• [The problem] The listing that follows should be duplicated character for character.

• [Given information]
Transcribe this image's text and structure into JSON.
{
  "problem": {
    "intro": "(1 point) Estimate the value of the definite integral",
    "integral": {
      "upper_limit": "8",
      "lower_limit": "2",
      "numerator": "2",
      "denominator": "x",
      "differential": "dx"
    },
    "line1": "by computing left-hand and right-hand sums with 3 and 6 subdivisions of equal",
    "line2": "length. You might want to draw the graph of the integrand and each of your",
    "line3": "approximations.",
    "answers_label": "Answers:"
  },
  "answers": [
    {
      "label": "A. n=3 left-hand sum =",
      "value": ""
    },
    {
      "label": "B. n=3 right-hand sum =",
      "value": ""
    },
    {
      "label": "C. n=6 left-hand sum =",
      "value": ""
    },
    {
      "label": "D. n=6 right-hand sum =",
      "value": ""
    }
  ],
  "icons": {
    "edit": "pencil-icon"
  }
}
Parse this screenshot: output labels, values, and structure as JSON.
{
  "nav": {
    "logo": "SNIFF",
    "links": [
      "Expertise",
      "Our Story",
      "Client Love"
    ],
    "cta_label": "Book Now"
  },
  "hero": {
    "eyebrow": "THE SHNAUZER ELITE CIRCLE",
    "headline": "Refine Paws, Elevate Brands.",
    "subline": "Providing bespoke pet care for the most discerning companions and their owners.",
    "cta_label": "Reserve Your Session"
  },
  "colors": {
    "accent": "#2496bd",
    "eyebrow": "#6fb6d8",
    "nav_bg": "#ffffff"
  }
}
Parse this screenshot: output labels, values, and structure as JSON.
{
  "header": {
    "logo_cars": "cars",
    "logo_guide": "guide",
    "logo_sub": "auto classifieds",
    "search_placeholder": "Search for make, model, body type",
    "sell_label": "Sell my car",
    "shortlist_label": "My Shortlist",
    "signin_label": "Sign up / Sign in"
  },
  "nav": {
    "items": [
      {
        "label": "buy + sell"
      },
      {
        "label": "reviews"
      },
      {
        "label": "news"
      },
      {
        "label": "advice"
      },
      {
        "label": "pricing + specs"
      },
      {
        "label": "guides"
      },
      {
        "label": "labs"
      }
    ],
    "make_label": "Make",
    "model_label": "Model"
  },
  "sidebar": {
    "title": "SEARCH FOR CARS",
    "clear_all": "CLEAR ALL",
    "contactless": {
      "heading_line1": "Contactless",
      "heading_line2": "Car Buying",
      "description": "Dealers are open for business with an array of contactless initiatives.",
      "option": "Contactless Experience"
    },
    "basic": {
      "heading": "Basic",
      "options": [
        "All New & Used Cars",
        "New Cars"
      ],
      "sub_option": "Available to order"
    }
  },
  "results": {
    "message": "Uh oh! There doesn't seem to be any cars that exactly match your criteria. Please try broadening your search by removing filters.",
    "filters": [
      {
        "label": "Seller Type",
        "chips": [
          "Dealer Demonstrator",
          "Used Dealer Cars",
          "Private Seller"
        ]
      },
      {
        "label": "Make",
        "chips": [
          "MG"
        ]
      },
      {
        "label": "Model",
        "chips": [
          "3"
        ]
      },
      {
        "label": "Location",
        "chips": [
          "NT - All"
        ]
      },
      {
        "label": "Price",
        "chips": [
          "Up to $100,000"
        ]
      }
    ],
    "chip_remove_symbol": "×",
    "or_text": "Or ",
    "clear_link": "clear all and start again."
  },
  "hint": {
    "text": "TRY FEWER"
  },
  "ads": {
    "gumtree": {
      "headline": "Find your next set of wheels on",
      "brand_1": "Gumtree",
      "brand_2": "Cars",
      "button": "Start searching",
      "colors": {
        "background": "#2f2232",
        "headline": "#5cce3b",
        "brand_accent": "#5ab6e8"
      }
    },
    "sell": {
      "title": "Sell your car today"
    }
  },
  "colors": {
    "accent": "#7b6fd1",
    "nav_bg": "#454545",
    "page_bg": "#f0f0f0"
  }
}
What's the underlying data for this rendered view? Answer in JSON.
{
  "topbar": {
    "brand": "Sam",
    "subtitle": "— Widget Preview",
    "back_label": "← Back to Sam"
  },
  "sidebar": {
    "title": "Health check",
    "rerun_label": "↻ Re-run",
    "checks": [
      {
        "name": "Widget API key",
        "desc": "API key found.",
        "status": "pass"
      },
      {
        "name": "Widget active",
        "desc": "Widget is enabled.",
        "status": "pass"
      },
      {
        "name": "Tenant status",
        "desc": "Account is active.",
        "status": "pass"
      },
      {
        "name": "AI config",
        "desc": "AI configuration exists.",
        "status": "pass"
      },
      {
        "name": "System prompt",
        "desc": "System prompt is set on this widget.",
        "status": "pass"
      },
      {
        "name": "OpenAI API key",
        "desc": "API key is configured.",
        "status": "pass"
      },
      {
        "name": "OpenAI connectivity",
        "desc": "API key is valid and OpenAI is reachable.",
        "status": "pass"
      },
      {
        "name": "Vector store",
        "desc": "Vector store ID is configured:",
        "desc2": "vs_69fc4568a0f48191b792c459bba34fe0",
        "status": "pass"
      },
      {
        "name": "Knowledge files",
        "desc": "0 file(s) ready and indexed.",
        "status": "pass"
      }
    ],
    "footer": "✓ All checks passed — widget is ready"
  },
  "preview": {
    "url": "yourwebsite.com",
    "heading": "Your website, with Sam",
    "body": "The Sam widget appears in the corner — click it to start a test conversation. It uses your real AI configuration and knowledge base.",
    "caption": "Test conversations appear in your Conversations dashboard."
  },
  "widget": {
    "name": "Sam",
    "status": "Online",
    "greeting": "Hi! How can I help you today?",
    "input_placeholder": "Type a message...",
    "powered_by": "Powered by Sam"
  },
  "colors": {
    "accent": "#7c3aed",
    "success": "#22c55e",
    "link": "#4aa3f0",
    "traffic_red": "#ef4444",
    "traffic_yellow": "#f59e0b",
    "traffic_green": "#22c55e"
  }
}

• [Final answer]
Transcribe this image's text and structure into JSON.
{
  "problem": {
    "intro": "(1 point) Estimate the value of the definite integral",
    "integral": {
      "upper_limit": "8",
      "lower_limit": "2",
      "numerator": "2",
      "denominator": "x",
      "differential": "dx"
    },
    "line1": "by computing left-hand and right-hand sums with 3 and 6 subdivisions of equal",
    "line2": "length. You might want to draw the graph of the integrand and each of your",
    "line3": "approximations.",
    "answers_label": "Answers:"
  },
  "answers": [
    {
      "label": "A. n=3 left-hand sum =",
      "value": ""
    },
    {
      "label": "B. n=3 right-hand sum =",
      "value": ""
    },
    {
      "label": "C. n=6 left-hand sum =",
      "value": ""
    },
    {
      "label": "D. n=6 right-hand sum =",
      "value": ""
    }
  ],
  "icons": {
    "edit": "pencil-icon"
  }
}
Parse this screenshot: output labels, values, and structure as JSON.
{
  "nav": {
    "logo": "SNIFF",
    "links": [
      "Expertise",
      "Our Story",
      "Client Love"
    ],
    "cta_label": "Book Now"
  },
  "hero": {
    "eyebrow": "THE SHNAUZER ELITE CIRCLE",
    "headline": "Refine Paws, Elevate Brands.",
    "subline": "Providing bespoke pet care for the most discerning companions and their owners.",
    "cta_label": "Reserve Your Session"
  },
  "colors": {
    "accent": "#2496bd",
    "eyebrow": "#6fb6d8",
    "nav_bg": "#ffffff"
  }
}
Parse this screenshot: output labels, values, and structure as JSON.
{
  "header": {
    "logo_cars": "cars",
    "logo_guide": "guide",
    "logo_sub": "auto classifieds",
    "search_placeholder": "Search for make, model, body type",
    "sell_label": "Sell my car",
    "shortlist_label": "My Shortlist",
    "signin_label": "Sign up / Sign in"
  },
  "nav": {
    "items": [
      {
        "label": "buy + sell"
      },
      {
        "label": "reviews"
      },
      {
        "label": "news"
      },
      {
        "label": "advice"
      },
      {
        "label": "pricing + specs"
      },
      {
        "label": "guides"
      },
      {
        "label": "labs"
      }
    ],
    "make_label": "Make",
    "model_label": "Model"
  },
  "sidebar": {
    "title": "SEARCH FOR CARS",
    "clear_all": "CLEAR ALL",
    "contactless": {
      "heading_line1": "Contactless",
      "heading_line2": "Car Buying",
      "description": "Dealers are open for business with an array of contactless initiatives.",
      "option": "Contactless Experience"
    },
    "basic": {
      "heading": "Basic",
      "options": [
        "All New & Used Cars",
        "New Cars"
      ],
      "sub_option": "Available to order"
    }
  },
  "results": {
    "message": "Uh oh! There doesn't seem to be any cars that exactly match your criteria. Please try broadening your search by removing filters.",
    "filters": [
      {
        "label": "Seller Type",
        "chips": [
          "Dealer Demonstrator",
          "Used Dealer Cars",
          "Private Seller"
        ]
      },
      {
        "label": "Make",
        "chips": [
          "MG"
        ]
      },
      {
        "label": "Model",
        "chips": [
          "3"
        ]
      },
      {
        "label": "Location",
        "chips": [
          "NT - All"
        ]
      },
      {
        "label": "Price",
        "chips": [
          "Up to $100,000"
        ]
      }
    ],
    "chip_remove_symbol": "×",
    "or_text": "Or ",
    "clear_link": "clear all and start again."
  },
  "hint": {
    "text": "TRY FEWER"
  },
  "ads": {
    "gumtree": {
      "headline": "Find your next set of wheels on",
      "brand_1": "Gumtree",
      "brand_2": "Cars",
      "button": "Start searching",
      "colors": {
        "background": "#2f2232",
        "headline": "#5cce3b",
        "brand_accent": "#5ab6e8"
      }
    },
    "sell": {
      "title": "Sell your car today"
    }
  },
  "colors": {
    "accent": "#7b6fd1",
    "nav_bg": "#454545",
    "page_bg": "#f0f0f0"
  }
}
What's the underlying data for this rendered view? Answer in JSON.
{
  "topbar": {
    "brand": "Sam",
    "subtitle": "— Widget Preview",
    "back_label": "← Back to Sam"
  },
  "sidebar": {
    "title": "Health check",
    "rerun_label": "↻ Re-run",
    "checks": [
      {
        "name": "Widget API key",
        "desc": "API key found.",
        "status": "pass"
      },
      {
        "name": "Widget active",
        "desc": "Widget is enabled.",
        "status": "pass"
      },
      {
        "name": "Tenant status",
        "desc": "Account is active.",
        "status": "pass"
      },
      {
        "name": "AI config",
        "desc": "AI configuration exists.",
        "status": "pass"
      },
      {
        "name": "System prompt",
        "desc": "System prompt is set on this widget.",
        "status": "pass"
      },
      {
        "name": "OpenAI API key",
        "desc": "API key is configured.",
        "status": "pass"
      },
      {
        "name": "OpenAI connectivity",
        "desc": "API key is valid and OpenAI is reachable.",
        "status": "pass"
      },
      {
        "name": "Vector store",
        "desc": "Vector store ID is configured:",
        "desc2": "vs_69fc4568a0f48191b792c459bba34fe0",
        "status": "pass"
      },
      {
        "name": "Knowledge files",
        "desc": "0 file(s) ready and indexed.",
        "status": "pass"
      }
    ],
    "footer": "✓ All checks passed — widget is ready"
  },
  "preview": {
    "url": "yourwebsite.com",
    "heading": "Your website, with Sam",
    "body": "The Sam widget appears in the corner — click it to start a test conversation. It uses your real AI configuration and knowledge base.",
    "caption": "Test conversations appear in your Conversations dashboard."
  },
  "widget": {
    "name": "Sam",
    "status": "Online",
    "greeting": "Hi! How can I help you today?",
    "input_placeholder": "Type a message...",
    "powered_by": "Powered by Sam"
  },
  "colors": {
    "accent": "#7c3aed",
    "success": "#22c55e",
    "link": "#4aa3f0",
    "traffic_red": "#ef4444",
    "traffic_yellow": "#f59e0b",
    "traffic_green": "#22c55e"
  }
}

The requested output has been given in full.